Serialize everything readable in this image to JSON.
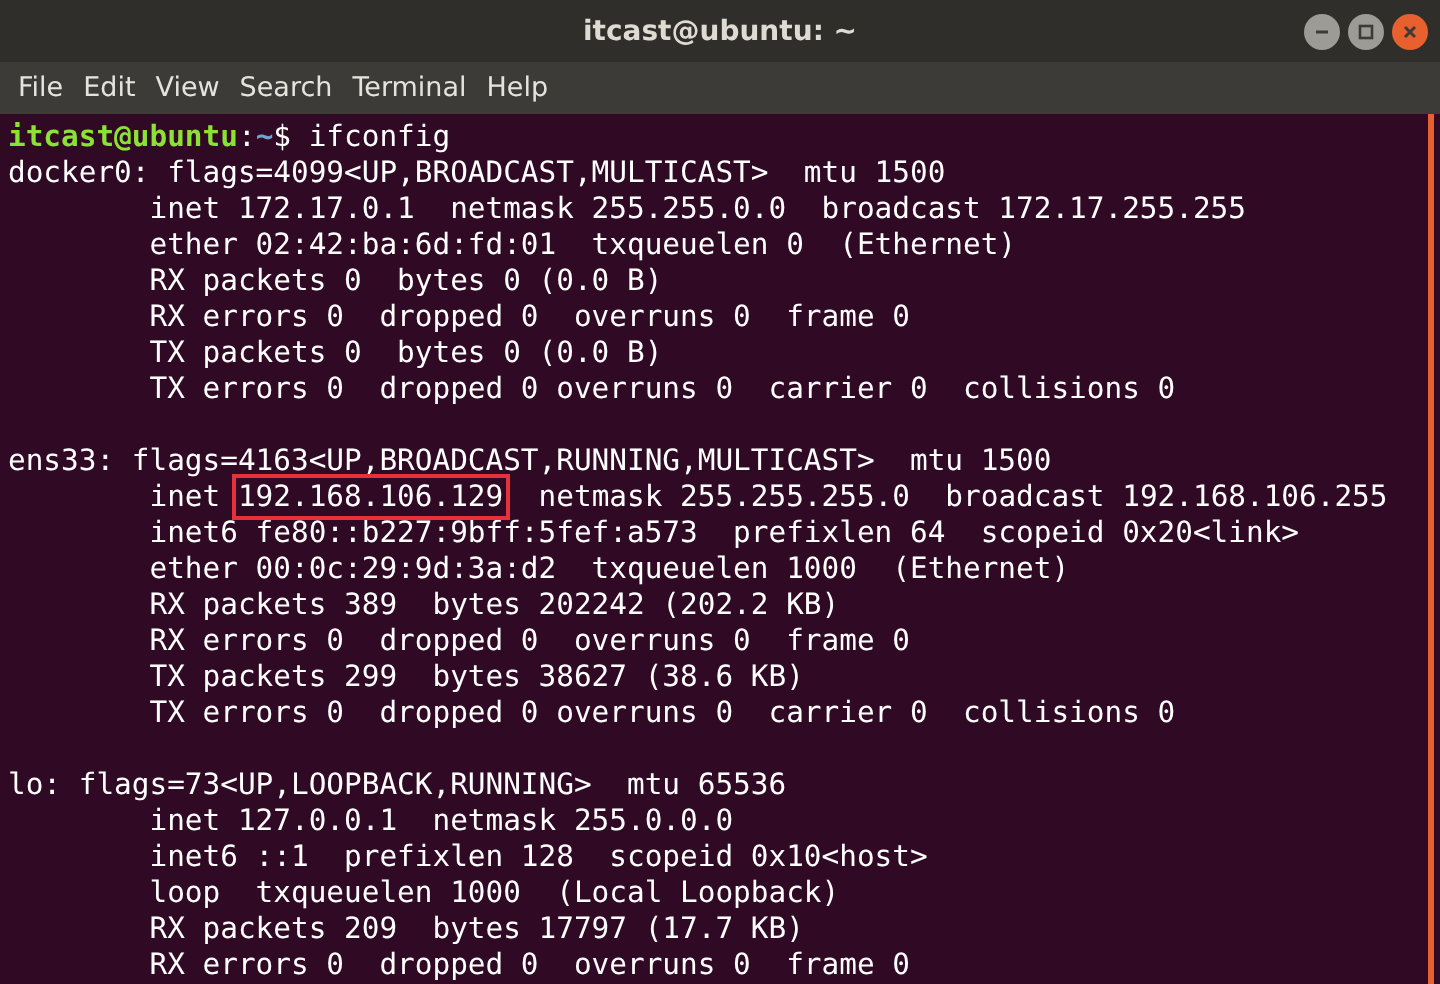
{
  "window": {
    "title": "itcast@ubuntu: ~"
  },
  "menu": [
    "File",
    "Edit",
    "View",
    "Search",
    "Terminal",
    "Help"
  ],
  "terminal": {
    "lines": [
      {
        "kind": "prompt",
        "user_host": "itcast@ubuntu",
        "separator": ":",
        "path": "~",
        "command": "$ ifconfig"
      },
      {
        "kind": "output",
        "text": "docker0: flags=4099<UP,BROADCAST,MULTICAST>  mtu 1500"
      },
      {
        "kind": "output",
        "text": "        inet 172.17.0.1  netmask 255.255.0.0  broadcast 172.17.255.255"
      },
      {
        "kind": "output",
        "text": "        ether 02:42:ba:6d:fd:01  txqueuelen 0  (Ethernet)"
      },
      {
        "kind": "output",
        "text": "        RX packets 0  bytes 0 (0.0 B)"
      },
      {
        "kind": "output",
        "text": "        RX errors 0  dropped 0  overruns 0  frame 0"
      },
      {
        "kind": "output",
        "text": "        TX packets 0  bytes 0 (0.0 B)"
      },
      {
        "kind": "output",
        "text": "        TX errors 0  dropped 0 overruns 0  carrier 0  collisions 0"
      },
      {
        "kind": "blank"
      },
      {
        "kind": "output",
        "text": "ens33: flags=4163<UP,BROADCAST,RUNNING,MULTICAST>  mtu 1500"
      },
      {
        "kind": "marked",
        "parts": [
          {
            "text": "        inet ",
            "boxed": false
          },
          {
            "text": "192.168.106.129",
            "boxed": true
          },
          {
            "text": "  netmask 255.255.255.0  broadcast 192.168.106.255",
            "boxed": false
          }
        ]
      },
      {
        "kind": "output",
        "text": "        inet6 fe80::b227:9bff:5fef:a573  prefixlen 64  scopeid 0x20<link>"
      },
      {
        "kind": "output",
        "text": "        ether 00:0c:29:9d:3a:d2  txqueuelen 1000  (Ethernet)"
      },
      {
        "kind": "output",
        "text": "        RX packets 389  bytes 202242 (202.2 KB)"
      },
      {
        "kind": "output",
        "text": "        RX errors 0  dropped 0  overruns 0  frame 0"
      },
      {
        "kind": "output",
        "text": "        TX packets 299  bytes 38627 (38.6 KB)"
      },
      {
        "kind": "output",
        "text": "        TX errors 0  dropped 0 overruns 0  carrier 0  collisions 0"
      },
      {
        "kind": "blank"
      },
      {
        "kind": "output",
        "text": "lo: flags=73<UP,LOOPBACK,RUNNING>  mtu 65536"
      },
      {
        "kind": "output",
        "text": "        inet 127.0.0.1  netmask 255.0.0.0"
      },
      {
        "kind": "output",
        "text": "        inet6 ::1  prefixlen 128  scopeid 0x10<host>"
      },
      {
        "kind": "output",
        "text": "        loop  txqueuelen 1000  (Local Loopback)"
      },
      {
        "kind": "output",
        "text": "        RX packets 209  bytes 17797 (17.7 KB)"
      },
      {
        "kind": "output",
        "text": "        RX errors 0  dropped 0  overruns 0  frame 0"
      }
    ]
  }
}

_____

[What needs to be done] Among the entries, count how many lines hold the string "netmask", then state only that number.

[Answer to this problem] 3